If you browse Kattis, one of the most common solved problem is this Easiest Problem. At a glance the problem is easy. Given a number $N$, find the smallest digit $p > 10$ such that the digits sum of $p \cdot N$ is equal to the digits sum of $N$: $dsum(N) = dsum(p \cdot N)$. For example, when $N = 4$, there is such $p = 28$ such that $dsum(4 * 28 = 112) = dsum(4)$.

On pen and paper this problem is almost too easy to solve, just try all such $p$ by brute-force suffices. Yet this problem contains a few challenges fundamental to understanding of programming.

First, one needs to be able to convert a string into integer in his or her favourite programming language, a question that is popular enough on StackOverflow. Then convert that integer into a sequence of digits. A naive way is to take each character of the string and turn them into individual digits. Another way is to take modulus 10 and continue with division by 10. One also needs to write loops or recursions in order to brute-force for an answer.

Then, one also needs to know how to read and write `stdio`

from their favourite programming language, which might be non trivial for starters.

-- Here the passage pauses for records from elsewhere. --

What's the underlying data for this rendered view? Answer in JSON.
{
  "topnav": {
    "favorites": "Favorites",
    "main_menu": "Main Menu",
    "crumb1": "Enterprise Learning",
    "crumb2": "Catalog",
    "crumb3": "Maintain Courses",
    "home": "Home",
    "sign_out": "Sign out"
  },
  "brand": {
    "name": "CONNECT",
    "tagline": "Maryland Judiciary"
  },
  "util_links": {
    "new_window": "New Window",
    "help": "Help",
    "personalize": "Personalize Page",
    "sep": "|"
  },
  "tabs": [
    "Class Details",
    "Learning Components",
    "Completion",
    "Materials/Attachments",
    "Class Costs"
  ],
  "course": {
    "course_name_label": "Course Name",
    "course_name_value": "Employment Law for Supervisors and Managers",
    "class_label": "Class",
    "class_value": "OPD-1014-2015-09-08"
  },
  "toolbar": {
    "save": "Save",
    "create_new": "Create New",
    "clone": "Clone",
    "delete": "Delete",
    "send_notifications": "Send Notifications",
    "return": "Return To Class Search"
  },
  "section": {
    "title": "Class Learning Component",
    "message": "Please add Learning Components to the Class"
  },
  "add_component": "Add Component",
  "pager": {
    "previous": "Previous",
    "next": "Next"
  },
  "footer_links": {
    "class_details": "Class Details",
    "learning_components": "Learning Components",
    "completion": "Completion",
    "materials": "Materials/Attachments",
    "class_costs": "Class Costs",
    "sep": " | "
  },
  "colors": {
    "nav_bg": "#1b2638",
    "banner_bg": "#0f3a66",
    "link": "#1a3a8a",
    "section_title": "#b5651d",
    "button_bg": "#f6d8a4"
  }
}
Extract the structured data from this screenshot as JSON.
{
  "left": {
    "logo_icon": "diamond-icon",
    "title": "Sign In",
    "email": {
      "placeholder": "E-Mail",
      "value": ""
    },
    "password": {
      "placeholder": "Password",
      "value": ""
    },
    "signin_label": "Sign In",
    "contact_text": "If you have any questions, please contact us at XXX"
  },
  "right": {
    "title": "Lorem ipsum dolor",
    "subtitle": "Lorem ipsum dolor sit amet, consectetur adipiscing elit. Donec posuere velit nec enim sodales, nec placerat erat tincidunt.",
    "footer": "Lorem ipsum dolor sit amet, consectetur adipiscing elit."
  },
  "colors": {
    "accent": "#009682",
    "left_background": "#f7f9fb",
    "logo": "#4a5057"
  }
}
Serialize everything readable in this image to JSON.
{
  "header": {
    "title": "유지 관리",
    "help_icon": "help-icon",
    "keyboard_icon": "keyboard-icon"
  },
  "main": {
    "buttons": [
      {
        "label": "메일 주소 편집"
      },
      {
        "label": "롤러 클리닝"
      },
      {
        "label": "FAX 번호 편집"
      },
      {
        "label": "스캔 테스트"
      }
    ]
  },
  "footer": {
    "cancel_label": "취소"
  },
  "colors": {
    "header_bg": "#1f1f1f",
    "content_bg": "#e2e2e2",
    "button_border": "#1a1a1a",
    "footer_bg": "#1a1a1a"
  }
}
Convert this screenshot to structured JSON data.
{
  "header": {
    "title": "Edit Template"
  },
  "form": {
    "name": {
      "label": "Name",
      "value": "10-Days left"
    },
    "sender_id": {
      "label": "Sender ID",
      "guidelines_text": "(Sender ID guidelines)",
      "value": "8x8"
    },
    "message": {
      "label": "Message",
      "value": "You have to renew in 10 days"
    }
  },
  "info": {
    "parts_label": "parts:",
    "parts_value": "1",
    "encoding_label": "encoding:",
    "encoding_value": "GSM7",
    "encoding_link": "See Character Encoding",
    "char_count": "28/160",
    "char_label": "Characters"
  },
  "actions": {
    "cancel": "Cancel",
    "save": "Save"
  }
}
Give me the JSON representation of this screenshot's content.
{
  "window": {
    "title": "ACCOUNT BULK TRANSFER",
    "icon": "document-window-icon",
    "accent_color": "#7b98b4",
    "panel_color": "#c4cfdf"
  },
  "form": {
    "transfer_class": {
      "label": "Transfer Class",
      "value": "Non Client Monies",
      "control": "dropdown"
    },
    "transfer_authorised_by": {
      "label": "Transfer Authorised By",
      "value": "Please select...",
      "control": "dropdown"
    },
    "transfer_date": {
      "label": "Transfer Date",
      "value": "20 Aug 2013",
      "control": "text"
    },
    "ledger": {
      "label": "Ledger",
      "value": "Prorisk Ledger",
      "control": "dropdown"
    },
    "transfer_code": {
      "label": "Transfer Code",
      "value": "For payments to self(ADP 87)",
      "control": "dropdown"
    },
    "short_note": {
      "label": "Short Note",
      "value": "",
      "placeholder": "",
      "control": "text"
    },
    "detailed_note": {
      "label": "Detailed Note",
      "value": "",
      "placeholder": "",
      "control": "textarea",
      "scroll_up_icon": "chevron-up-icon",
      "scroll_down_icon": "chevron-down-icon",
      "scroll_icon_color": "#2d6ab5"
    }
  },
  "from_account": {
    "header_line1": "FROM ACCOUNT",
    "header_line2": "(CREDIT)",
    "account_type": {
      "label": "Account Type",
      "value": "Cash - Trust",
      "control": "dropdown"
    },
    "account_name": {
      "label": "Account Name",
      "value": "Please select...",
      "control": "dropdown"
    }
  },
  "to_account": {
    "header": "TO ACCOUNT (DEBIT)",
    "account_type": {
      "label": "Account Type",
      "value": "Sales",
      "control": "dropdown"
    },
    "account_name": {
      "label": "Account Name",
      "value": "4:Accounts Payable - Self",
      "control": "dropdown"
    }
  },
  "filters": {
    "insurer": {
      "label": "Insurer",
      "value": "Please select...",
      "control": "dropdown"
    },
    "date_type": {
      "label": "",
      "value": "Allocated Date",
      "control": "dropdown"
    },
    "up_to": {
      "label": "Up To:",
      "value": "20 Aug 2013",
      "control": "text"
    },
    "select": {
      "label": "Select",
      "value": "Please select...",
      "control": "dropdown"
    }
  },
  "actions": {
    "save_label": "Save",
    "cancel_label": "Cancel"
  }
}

Numerically easy problem might not be programmatically easy after all.